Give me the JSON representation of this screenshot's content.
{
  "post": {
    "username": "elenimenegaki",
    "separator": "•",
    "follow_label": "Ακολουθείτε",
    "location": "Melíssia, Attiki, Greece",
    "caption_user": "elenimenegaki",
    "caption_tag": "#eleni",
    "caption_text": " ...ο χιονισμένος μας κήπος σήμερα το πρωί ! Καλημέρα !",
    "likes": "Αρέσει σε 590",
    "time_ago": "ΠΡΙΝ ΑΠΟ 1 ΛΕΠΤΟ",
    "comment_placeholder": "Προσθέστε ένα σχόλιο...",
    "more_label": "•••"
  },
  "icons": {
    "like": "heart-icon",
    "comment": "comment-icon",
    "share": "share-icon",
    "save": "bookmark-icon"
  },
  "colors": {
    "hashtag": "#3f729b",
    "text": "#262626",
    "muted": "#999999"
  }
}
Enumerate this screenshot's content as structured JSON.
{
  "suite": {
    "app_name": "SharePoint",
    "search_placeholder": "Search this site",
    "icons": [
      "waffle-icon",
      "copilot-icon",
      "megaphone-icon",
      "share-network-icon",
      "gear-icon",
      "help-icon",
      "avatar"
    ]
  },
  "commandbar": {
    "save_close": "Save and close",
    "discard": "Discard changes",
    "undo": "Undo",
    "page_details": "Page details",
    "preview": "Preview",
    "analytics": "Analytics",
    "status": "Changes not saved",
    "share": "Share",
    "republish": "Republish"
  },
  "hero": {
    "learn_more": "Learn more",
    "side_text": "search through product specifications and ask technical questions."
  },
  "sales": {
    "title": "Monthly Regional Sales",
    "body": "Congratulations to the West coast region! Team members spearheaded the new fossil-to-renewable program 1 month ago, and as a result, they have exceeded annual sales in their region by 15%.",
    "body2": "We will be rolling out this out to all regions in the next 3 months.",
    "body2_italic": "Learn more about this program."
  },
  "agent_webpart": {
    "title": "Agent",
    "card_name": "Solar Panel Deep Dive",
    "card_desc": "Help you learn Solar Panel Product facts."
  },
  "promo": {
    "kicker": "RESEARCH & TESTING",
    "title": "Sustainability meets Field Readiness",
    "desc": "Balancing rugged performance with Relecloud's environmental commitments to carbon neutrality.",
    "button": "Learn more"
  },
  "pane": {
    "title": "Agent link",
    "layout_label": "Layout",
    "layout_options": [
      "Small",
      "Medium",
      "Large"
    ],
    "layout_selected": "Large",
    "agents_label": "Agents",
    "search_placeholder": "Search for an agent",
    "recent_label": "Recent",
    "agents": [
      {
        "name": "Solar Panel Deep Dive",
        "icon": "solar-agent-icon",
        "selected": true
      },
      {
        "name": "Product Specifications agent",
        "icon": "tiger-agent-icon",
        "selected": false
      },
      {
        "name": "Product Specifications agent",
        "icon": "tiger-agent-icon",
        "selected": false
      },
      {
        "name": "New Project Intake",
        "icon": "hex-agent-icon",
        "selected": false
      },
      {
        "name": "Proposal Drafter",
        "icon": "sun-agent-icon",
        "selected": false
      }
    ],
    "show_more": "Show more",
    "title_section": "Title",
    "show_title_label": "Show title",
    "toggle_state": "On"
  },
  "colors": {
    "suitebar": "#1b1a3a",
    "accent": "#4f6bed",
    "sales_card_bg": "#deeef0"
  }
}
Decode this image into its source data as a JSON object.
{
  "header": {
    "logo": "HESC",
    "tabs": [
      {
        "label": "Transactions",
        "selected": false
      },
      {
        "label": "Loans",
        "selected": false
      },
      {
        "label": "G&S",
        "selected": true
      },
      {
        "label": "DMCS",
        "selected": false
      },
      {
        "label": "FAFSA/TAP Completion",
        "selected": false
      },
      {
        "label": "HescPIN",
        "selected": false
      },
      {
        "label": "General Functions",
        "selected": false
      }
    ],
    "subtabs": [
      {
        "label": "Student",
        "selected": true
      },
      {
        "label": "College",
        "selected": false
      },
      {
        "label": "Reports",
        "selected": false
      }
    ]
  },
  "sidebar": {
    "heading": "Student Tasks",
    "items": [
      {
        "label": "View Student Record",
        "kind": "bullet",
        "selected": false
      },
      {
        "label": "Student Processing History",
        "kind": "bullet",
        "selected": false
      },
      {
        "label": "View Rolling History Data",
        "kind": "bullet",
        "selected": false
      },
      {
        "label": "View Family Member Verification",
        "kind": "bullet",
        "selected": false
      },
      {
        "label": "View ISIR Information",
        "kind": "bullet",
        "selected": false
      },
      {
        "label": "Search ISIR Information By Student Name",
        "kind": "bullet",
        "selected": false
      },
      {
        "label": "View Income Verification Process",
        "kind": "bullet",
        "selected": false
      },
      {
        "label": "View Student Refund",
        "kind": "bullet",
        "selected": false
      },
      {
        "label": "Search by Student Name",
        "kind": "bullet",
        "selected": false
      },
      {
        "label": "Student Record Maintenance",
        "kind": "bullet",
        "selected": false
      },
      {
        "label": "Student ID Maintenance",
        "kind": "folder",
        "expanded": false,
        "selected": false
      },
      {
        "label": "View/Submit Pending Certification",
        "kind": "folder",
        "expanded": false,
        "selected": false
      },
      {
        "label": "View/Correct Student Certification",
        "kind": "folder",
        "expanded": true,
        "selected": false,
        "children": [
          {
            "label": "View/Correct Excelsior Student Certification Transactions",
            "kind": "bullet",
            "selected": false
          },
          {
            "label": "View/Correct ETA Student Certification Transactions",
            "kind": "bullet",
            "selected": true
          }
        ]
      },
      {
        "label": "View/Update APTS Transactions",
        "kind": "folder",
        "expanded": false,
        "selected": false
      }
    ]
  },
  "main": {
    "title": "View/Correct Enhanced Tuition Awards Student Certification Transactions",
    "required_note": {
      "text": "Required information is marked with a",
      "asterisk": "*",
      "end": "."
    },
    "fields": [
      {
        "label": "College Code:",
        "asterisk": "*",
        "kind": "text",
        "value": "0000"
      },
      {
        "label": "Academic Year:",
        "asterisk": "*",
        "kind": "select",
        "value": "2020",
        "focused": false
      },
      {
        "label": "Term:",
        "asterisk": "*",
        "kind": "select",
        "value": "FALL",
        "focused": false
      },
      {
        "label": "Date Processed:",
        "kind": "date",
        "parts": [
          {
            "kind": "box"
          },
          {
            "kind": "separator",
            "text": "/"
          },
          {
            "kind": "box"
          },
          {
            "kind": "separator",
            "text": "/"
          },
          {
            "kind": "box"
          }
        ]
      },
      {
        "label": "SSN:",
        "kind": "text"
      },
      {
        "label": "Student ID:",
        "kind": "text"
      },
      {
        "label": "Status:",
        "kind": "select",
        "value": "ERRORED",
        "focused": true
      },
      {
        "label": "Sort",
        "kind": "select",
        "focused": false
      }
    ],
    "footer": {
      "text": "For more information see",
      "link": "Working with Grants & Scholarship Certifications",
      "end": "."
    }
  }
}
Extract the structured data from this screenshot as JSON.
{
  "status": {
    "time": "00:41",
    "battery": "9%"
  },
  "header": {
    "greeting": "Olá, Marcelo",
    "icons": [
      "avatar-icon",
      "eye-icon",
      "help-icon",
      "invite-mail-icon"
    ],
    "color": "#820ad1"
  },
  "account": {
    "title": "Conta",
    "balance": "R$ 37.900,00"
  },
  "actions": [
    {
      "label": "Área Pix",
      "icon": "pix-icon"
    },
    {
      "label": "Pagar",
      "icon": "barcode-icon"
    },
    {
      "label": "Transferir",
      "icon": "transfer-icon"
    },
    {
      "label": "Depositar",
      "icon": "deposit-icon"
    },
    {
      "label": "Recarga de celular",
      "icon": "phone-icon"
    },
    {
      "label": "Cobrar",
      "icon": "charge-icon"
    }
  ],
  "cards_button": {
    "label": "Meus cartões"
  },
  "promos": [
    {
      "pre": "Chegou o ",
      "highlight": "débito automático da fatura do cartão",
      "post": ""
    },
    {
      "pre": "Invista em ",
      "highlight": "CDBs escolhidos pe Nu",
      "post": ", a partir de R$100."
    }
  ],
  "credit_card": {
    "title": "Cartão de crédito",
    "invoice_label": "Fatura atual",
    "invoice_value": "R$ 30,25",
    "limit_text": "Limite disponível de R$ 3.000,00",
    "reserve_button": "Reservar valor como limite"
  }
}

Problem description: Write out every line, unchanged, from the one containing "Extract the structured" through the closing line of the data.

Solution to this task:
Extract the structured data from this screenshot as JSON.
{
  "status": {
    "time": "00:41",
    "battery": "9%"
  },
  "header": {
    "greeting": "Olá, Marcelo",
    "icons": [
      "avatar-icon",
      "eye-icon",
      "help-icon",
      "invite-mail-icon"
    ],
    "color": "#820ad1"
  },
  "account": {
    "title": "Conta",
    "balance": "R$ 37.900,00"
  },
  "actions": [
    {
      "label": "Área Pix",
      "icon": "pix-icon"
    },
    {
      "label": "Pagar",
      "icon": "barcode-icon"
    },
    {
      "label": "Transferir",
      "icon": "transfer-icon"
    },
    {
      "label": "Depositar",
      "icon": "deposit-icon"
    },
    {
      "label": "Recarga de celular",
      "icon": "phone-icon"
    },
    {
      "label": "Cobrar",
      "icon": "charge-icon"
    }
  ],
  "cards_button": {
    "label": "Meus cartões"
  },
  "promos": [
    {
      "pre": "Chegou o ",
      "highlight": "débito automático da fatura do cartão",
      "post": ""
    },
    {
      "pre": "Invista em ",
      "highlight": "CDBs escolhidos pe Nu",
      "post": ", a partir de R$100."
    }
  ],
  "credit_card": {
    "title": "Cartão de crédito",
    "invoice_label": "Fatura atual",
    "invoice_value": "R$ 30,25",
    "limit_text": "Limite disponível de R$ 3.000,00",
    "reserve_button": "Reservar valor como limite"
  }
}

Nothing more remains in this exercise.